Refuting these and offering a glorious future, Ghai talked about his reason for coming to Chandigarh on Friday, where he parked himself at Hotel KC Royal Park, Sector 3, Panchkula.
Portraying a confident man’s image, he said, “Out of the 18 films that I have made so far, 14 worked; so, I pass with distinction.”
In City Beautiful to look for his film’s protagonist, Kaanchi (also his upcoming film’s name, that already has a release date: August 15, 2013), Ghai shared his immaculate plans of ‘selecting a new face from INIFD (Inter National Institute of Fashion Design), Sector 8, on December 1 and 2’.
However, the reason for the director’s visit seems to evoke a sense of déjà vu. Didn’t he, some years ago, choose a city girl who was later never seen on screen?
“I do not turn any girl or a guy into a superstar. It is just how beautifully I write about my characters and how well they fit in. If a new face becomes a superstar overnight, it is because the character was written well and nothing else,” he says on a different tangent.
Ghai has to his credit some notable films such as Kalicharan, Karz, Hero, Meri Jung, Karma, Ram Lakhan and Khalnayak.
For Kaanchi, a story of a girl from the mountains, Ghai says he could have asked actors such as Katrina Kaif or Kareena Kapoor to act. “Mere bachche hain yeh...(they are like my children). But I preferred a new face with traits that I am looking for in Kaanchi. I know people say I do not take 100-crore-club stars in my film. But my script is my star. If the actor doesn’t suit my script, I don’t approach him or her,” he offers, adding, “For Pardes, Madhuri Dixit was keen to do Ganga’s role. But the character demanded a new face and Madhuri understood. That’s when Mahima Choudhary came in.”

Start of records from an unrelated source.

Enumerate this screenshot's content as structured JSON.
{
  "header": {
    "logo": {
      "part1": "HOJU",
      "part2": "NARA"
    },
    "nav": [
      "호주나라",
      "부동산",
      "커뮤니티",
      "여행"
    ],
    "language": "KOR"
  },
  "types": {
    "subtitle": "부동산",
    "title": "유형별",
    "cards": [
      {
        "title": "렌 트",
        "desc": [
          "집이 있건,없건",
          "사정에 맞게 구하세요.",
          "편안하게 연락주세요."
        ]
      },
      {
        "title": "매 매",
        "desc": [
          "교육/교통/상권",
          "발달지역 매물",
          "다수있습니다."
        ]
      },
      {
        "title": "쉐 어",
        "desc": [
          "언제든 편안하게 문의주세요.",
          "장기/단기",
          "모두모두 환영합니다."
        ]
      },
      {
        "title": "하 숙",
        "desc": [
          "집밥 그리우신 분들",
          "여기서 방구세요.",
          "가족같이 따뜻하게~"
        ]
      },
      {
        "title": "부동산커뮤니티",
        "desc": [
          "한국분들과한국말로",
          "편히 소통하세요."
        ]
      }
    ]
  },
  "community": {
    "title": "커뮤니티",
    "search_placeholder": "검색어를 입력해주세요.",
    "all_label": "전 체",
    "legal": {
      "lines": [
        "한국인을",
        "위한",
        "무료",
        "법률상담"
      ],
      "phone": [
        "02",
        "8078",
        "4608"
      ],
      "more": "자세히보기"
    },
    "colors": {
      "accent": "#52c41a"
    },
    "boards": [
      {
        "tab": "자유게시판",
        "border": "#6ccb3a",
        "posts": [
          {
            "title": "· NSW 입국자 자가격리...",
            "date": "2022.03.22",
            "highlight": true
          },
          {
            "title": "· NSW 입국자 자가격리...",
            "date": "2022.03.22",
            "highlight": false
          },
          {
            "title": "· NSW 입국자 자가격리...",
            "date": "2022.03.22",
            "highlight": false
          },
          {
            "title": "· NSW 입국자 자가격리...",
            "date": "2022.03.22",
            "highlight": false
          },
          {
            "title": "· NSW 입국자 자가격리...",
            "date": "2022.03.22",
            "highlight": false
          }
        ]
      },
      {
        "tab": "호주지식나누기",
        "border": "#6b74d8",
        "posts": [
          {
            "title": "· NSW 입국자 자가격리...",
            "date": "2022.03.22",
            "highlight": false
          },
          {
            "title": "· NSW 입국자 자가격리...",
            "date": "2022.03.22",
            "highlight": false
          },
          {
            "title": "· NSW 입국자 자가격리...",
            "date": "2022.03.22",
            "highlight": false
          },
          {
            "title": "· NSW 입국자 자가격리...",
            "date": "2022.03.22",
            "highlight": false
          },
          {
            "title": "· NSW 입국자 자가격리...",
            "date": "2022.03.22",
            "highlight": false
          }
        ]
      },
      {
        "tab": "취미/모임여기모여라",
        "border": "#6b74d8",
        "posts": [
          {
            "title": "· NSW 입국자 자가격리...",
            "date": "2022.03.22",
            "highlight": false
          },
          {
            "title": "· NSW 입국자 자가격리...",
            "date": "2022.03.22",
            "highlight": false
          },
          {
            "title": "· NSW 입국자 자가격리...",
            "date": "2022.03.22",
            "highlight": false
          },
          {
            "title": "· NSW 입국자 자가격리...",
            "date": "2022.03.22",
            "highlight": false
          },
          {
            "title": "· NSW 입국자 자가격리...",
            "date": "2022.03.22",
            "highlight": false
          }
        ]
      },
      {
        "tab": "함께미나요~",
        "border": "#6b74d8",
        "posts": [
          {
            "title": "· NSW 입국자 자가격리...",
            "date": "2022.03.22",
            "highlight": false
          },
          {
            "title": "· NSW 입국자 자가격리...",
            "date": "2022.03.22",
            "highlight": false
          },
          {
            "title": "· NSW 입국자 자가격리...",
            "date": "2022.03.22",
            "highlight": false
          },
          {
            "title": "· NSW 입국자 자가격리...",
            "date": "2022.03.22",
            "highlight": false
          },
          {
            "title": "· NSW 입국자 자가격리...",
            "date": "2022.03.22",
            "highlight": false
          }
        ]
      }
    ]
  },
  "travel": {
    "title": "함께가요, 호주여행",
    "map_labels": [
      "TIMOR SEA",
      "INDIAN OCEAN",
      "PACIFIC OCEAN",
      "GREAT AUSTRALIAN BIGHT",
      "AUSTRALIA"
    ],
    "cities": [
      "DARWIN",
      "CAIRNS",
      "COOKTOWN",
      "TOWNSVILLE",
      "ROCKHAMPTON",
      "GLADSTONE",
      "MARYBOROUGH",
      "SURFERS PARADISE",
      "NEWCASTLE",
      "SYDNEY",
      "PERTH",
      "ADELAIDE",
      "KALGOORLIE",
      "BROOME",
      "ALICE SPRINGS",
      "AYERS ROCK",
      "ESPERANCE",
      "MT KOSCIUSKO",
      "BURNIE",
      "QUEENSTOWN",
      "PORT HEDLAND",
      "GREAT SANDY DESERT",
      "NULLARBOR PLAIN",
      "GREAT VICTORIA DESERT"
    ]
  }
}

In an era of ‘realistic cinema’, where does his larger-than-life cinema find a place? “In today’s times, we have 5,000 screens in India and all kinds of cinema is received well,” he says with optimism.
On allegations of indulging in ‘casting couch’, Ghai prefers to smile. “This allegation does not affect me at all; it’s a part of the profession that I am in. The way politicians have learnt to live with the tag of being corrupt even if they are not, similarly, filmmakers learn to smile when gossip is created.”

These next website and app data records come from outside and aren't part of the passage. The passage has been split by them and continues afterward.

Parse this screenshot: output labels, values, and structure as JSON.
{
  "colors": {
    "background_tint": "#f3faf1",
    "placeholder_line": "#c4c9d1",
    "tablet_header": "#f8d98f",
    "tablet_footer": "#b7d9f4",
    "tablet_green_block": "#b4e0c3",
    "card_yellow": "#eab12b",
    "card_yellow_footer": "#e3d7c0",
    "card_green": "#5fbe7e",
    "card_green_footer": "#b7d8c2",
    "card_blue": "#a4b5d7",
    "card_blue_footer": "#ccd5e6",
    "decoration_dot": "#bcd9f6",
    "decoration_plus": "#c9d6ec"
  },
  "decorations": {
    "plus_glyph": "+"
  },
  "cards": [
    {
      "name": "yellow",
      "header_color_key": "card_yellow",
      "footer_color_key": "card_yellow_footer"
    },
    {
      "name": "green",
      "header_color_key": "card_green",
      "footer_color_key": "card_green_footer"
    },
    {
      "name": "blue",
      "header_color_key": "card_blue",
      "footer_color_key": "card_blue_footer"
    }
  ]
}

As if one controversy weren’t enough, Ghai’s film academy, Whistling Woods, located in Filmcity, Goregaon, has also run into trouble. “My institution has truth and it has been rated amongst the top 10 film schools of the world. I am not guilty in this court case; it would be solved eventually.”

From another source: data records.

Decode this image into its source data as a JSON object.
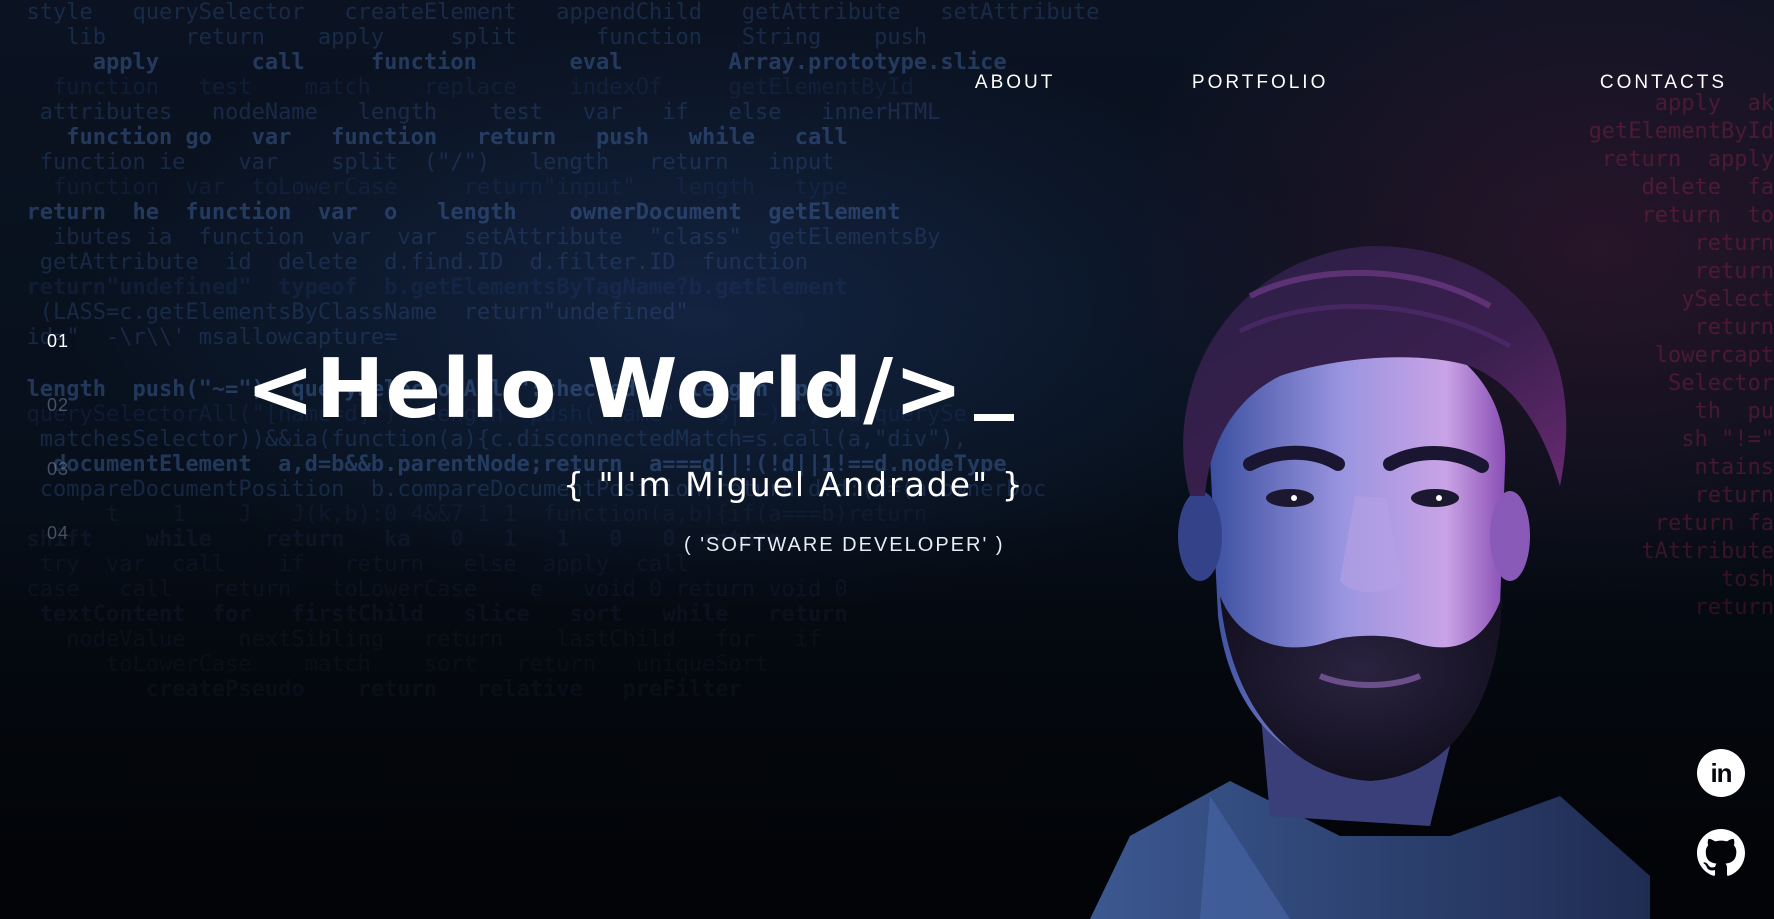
{
  "nav": {
    "about": "ABOUT",
    "portfolio": "PORTFOLIO",
    "contacts": "CONTACTS"
  },
  "side_index": [
    "01",
    "02",
    "03",
    "04"
  ],
  "side_index_active": "01",
  "hero": {
    "title": "<Hello World/>",
    "cursor": "_",
    "name": "{ \"I'm Miguel Andrade\" }",
    "role": "( 'SOFTWARE DEVELOPER' )"
  },
  "social": {
    "linkedin_icon": "linkedin-icon",
    "github_icon": "github-icon"
  },
  "colors": {
    "background": "#05070d",
    "text": "#ffffff",
    "code_blue": "#3c5fa0",
    "code_red": "#aa2850",
    "portrait_tint": "#7a5ad0"
  }
}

In such times, Ghai’s ‘passion’ for writing and making movies sees him through. “One life isn’t enough for narrating all my stories,” he says.